You have edge inventories and a central inventory which is the set of all edge inventories. It's strange that you say you need to push items from the central inventory to the edge, one would expect that inventory changes at the edge would be pushed to the central mirror, with the edge being the authoritative version (source of truth), but you do you.
The topic of Catalog synchronization was addressed fairly thoroughly in the BOS Catalyst (DTW2019) which contributed to IG1222 ODA Technical Architecture Part 4 – ODA Patterns. Inventory synchronization would follow the same principles. We describe how Gartner's Master Data Management (MDM) patterns apply and provided detailed API examples for a few identified patterns including:
You say you have an efficient solution for synchronization however you want something which would be TMF compliant.

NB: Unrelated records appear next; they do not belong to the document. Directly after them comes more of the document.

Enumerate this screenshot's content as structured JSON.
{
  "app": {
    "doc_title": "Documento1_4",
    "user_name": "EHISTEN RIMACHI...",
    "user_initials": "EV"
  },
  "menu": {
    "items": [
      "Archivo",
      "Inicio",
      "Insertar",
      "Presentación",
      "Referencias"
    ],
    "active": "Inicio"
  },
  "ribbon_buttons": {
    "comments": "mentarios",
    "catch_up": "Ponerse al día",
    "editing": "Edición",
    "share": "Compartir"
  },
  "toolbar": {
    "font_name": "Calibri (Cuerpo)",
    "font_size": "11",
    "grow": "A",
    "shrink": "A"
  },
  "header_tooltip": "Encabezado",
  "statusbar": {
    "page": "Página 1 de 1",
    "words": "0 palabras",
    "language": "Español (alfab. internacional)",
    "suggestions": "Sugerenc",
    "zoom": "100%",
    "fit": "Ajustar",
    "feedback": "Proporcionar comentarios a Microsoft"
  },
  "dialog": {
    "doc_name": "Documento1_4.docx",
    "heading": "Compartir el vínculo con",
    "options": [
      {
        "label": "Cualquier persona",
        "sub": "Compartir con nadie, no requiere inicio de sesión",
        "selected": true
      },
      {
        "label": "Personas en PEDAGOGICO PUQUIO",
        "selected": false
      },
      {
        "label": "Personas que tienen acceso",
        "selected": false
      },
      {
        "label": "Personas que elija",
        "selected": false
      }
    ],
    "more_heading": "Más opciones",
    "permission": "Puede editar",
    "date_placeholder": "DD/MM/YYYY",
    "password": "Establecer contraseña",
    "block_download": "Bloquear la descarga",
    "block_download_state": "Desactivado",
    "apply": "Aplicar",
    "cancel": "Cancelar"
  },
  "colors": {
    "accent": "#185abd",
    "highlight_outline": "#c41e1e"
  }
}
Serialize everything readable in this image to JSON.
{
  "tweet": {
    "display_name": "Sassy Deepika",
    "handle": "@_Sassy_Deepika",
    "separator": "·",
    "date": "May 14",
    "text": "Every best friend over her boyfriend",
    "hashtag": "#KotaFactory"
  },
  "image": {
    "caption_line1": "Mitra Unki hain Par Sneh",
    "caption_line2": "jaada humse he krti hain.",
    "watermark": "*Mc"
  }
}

IMHO you can use any mechanism you wish to synchronize the data between sites, that doesn't necessarily change the compliance of any single Open API endpoint.
Let's say a TMF639 interface at central receives a POST and creates a new Resource. You could arrange to have that Resource appear in the correct edge inventory and be immediately available for GET on TMF639 at that edge. If you are supporting notifications, and there is a subscriber at the edge, you create an event to notify the creation when the synchronization happens. It doesn't matter that the entity was created by some other protocol, logically there was a ResourceCreateEvent, the notification event reports the new Resource. Both TMF639 implementations are perfectly compliant in this scenario.
thanks for the clarification. I would like to have a look at the ODA Patterns you mentioned but that download is for members only and, although I am working as an external for a company which is a member, I do not have access myself to that document.
Regarding my use-case, I tried to keep it simple just for reasoning purposes. The actual use case is a bit more complicated. The logical resources are mostly created at the central location and replicated at the edge because the planning is happening at the central location and that is the source of truth. Only one specific type of logical resource gets created at the edges and is synchronized back to the central location.
And then for physical resources, they all get created and updated at the edges and synchronized to the central location.
And then we also have some other support classes that are part of the logical resources that get created and updated at the edges and synchronized to the central location.
As you can see the scenario is a bit more complicated because synchronization is happening in both directions based on different classes of resources.
And on top of that we also have one more layer of synchronization to an external system that we do not own and that is both providing data and receiving updates.
That's why the synchronization process is so important and it has to be solid and fast to keep all this data in sync at almost real time.
The fact that you are saying that we can introduce whatever process we want to keep the data in sync as long as we, let's say, do not change the behavior of the TMF defined APIs is reassuring.